- 3 types of post: Power Posts such as How to posts, What posts, List posts (good for shares), Strong opinion posts (good for engagement) and Research posts (good for backlinks)
- Take your top performing content and wrap it up into a magazine or downloadable
- Try localising it and wrapping paid social activity to drive to landing page
- Get more leverage out of the content
- Rich media images have 38% higher CRT than LinkShare updates with a thumbnail image preview
- Images with quotes saw a 30% lift in CTR vs images without a quote
- Posts with a darker wood background image saw 32% more clicks than a lighter white background
- An image with a face saw 160% CTR and 290% CVR vs image without a face
- Using the word “guide” saw a 100% increase in CTR
Treat Content Like An Asset On Your Balance Sheet. Invest In It.
The final keynote came from my good friend, and ex-SAP colleague, Michael Brenner (@BrennerMichael). I love social media. The fact it can bring friends together from across the world to meet in person – just brilliant! Anyway, Michael talked about brand storytelling but more importantly, authentic storytelling. A topic close to my heart – employee-generated content. The point is, employees are already sharing content about the brand online. Encourage them to become your authentic voice.
Here’s a summary:
- Content is an investment over time. It’s an asset. Accelerate revenue through storytelling
- Stories must convey emotion and true engagement starts with emotion
- Your big idea is the problem you solve.

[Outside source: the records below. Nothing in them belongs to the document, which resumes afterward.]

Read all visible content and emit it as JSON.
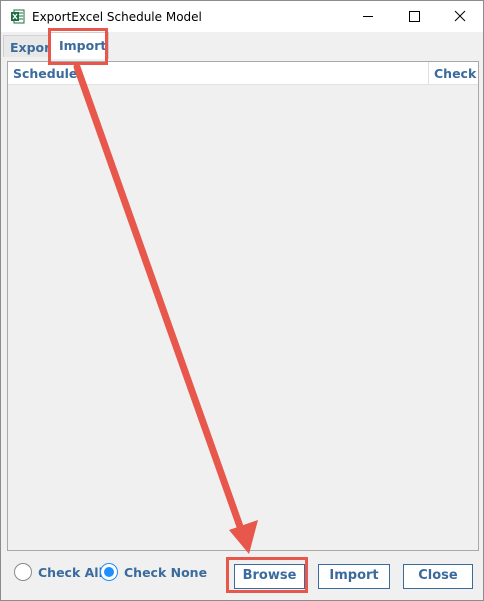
{
  "window": {
    "title": "ExportExcel Schedule Model",
    "icon": "excel-icon",
    "controls": [
      "minimize-icon",
      "maximize-icon",
      "close-icon"
    ]
  },
  "tabs": [
    {
      "label": "Export",
      "active": false
    },
    {
      "label": "Import",
      "active": true
    }
  ],
  "grid": {
    "columns": [
      "Schedule",
      "Check"
    ],
    "rows": []
  },
  "footer": {
    "radio_check_all": "Check All",
    "radio_check_none": "Check None",
    "selected_radio": "Check None",
    "browse_label": "Browse",
    "import_label": "Import",
    "close_label": "Close"
  },
  "colors": {
    "accent_text": "#3a6b9c",
    "annotation_red": "#e8574b",
    "radio_selected": "#1e90ff"
  }
}
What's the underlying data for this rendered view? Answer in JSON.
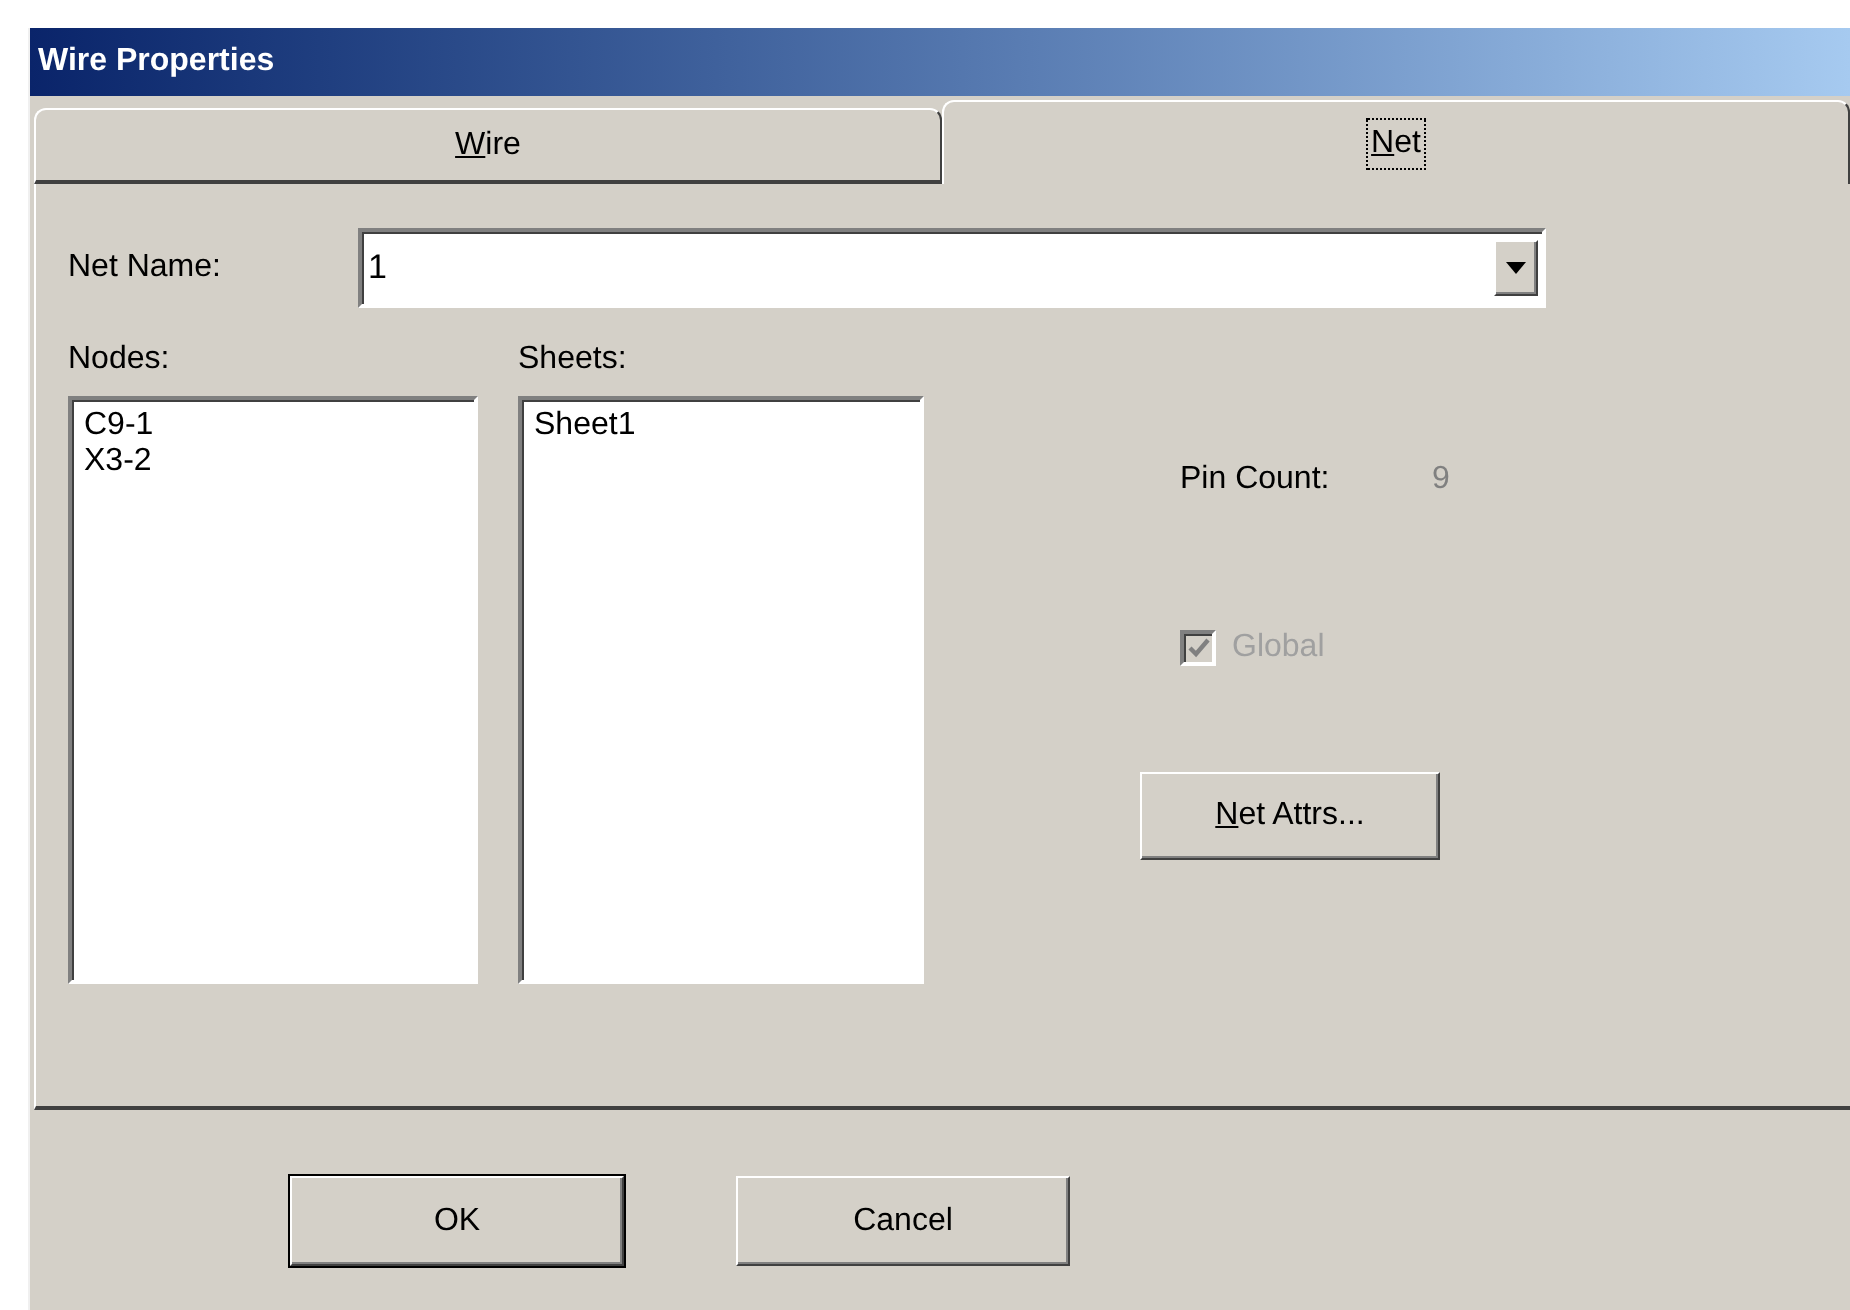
{
  "window": {
    "title": "Wire Properties"
  },
  "tabs": [
    {
      "label": "Wire",
      "underline_first": true,
      "selected": false
    },
    {
      "label": "Net",
      "underline_first": true,
      "selected": true
    }
  ],
  "net_name": {
    "label": "Net Name:",
    "value": "1"
  },
  "nodes": {
    "label": "Nodes:",
    "items": [
      "C9-1",
      "X3-2"
    ]
  },
  "sheets": {
    "label": "Sheets:",
    "items": [
      "Sheet1"
    ]
  },
  "pin_count": {
    "label": "Pin Count:",
    "value": "9",
    "disabled": true
  },
  "global": {
    "label": "Global",
    "checked": true,
    "disabled": true
  },
  "net_attrs_button": {
    "label": "Net Attrs...",
    "underline_first": true
  },
  "buttons": [
    {
      "label": "OK",
      "default": true
    },
    {
      "label": "Cancel",
      "default": false
    }
  ]
}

- Make customers the hero of your story
- Check out healthessentials.com as an example of how a company has created a content-driven way of connecting with audiences focused on value not volume
- Elevate experts on LinkedIn
- Help your employees discover their passion, tell their story and drive an authentic/human side of the brand
- Want to know what stories to tell? Check out BuzzSumo, Google Trends, Answer the Public
- Look for what people are asking and searching for. Give them the answer.
- The Pixar storytelling framework:
- Once upon a time…
- Every day…
- One day…
- Because of that..
- Because of that…
- Until finally…
Apart from the event leaving me inspired, educated and generally so happy to be working in marketing at the moment, there was just one niggle that I had. Several times the presenters kept referring to leads – creating quality leads, more leads, better-qualified leads. I get that the whole marketing and sales alignment thing is far from sorted, but all the time the conversation is about leads we’ll be hitting a brick wall in my humble opinion.
You see, my philosophy is pretty simple. You craft a marketing strategy that doesn’t need to drive leads. You craft a marketing strategy that attracts. It attracts business, customers, prospects, partners and talent.
You don’t have to decide when the right moment is to pick up the phone and close that deal. You don’t have to monitor when that lead score has just hit the top mark and triggers an action to be made from the company.
Because no matter where people are in the buying cycle, they don’t like to be sold to. Focus on making it easier, convenient and a great experience. Let them come in their own time. What’s more, they’ll come back. Even better, they’ll tell their network.
Anyway, I’m open to bve convinced otherwise. What do you think? Too much too soon? Inbound business just a pipedream?